## WORK REQUEST
If a line in the records below contains the word "JSON", copy it.

(MATERIAL FOR THIS EXERCISE Opens)

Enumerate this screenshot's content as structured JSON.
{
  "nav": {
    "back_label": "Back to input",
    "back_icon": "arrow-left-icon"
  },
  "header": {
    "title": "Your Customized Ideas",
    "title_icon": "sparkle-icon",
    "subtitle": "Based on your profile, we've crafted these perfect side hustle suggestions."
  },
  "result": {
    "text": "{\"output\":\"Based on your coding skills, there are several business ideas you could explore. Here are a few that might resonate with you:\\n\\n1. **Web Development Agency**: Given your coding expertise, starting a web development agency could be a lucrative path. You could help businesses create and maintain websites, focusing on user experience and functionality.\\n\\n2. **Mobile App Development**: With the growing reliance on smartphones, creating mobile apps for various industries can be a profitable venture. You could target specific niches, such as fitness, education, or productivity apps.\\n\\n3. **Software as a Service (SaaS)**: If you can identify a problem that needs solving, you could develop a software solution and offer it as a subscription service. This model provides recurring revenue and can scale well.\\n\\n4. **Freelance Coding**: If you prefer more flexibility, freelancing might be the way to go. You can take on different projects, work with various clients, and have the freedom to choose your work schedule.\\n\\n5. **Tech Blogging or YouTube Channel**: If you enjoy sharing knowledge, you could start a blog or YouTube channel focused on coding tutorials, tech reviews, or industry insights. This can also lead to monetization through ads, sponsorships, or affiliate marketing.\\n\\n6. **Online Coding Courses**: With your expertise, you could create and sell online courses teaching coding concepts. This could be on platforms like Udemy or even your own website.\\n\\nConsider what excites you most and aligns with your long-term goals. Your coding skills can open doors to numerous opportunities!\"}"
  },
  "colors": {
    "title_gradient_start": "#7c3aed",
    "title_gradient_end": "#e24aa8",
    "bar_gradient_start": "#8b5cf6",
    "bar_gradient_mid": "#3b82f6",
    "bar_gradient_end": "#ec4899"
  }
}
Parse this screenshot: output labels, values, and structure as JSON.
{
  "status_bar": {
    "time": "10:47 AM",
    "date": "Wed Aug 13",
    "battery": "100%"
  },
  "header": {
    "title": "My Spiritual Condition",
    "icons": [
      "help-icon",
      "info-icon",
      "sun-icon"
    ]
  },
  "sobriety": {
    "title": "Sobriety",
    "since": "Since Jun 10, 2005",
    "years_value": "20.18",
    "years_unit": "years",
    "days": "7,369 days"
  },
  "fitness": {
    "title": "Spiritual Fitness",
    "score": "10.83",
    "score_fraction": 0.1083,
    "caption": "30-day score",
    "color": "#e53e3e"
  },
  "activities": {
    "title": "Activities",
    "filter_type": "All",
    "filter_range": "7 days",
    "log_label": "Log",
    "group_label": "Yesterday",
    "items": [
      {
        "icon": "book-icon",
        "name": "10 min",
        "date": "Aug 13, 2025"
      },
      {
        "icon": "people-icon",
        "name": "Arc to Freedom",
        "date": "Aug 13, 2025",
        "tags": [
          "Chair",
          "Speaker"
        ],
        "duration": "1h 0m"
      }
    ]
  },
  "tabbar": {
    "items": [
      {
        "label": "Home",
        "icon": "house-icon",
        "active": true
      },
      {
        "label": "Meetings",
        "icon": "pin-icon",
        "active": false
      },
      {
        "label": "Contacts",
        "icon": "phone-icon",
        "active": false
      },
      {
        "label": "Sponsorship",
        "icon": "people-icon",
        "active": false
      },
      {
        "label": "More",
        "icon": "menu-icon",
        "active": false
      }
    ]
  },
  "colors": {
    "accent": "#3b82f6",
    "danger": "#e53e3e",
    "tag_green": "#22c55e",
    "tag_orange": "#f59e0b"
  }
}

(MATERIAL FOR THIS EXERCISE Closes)

## SOLUTION
Enumerate this screenshot's content as structured JSON.
Parse this screenshot: output labels, values, and structure as JSON.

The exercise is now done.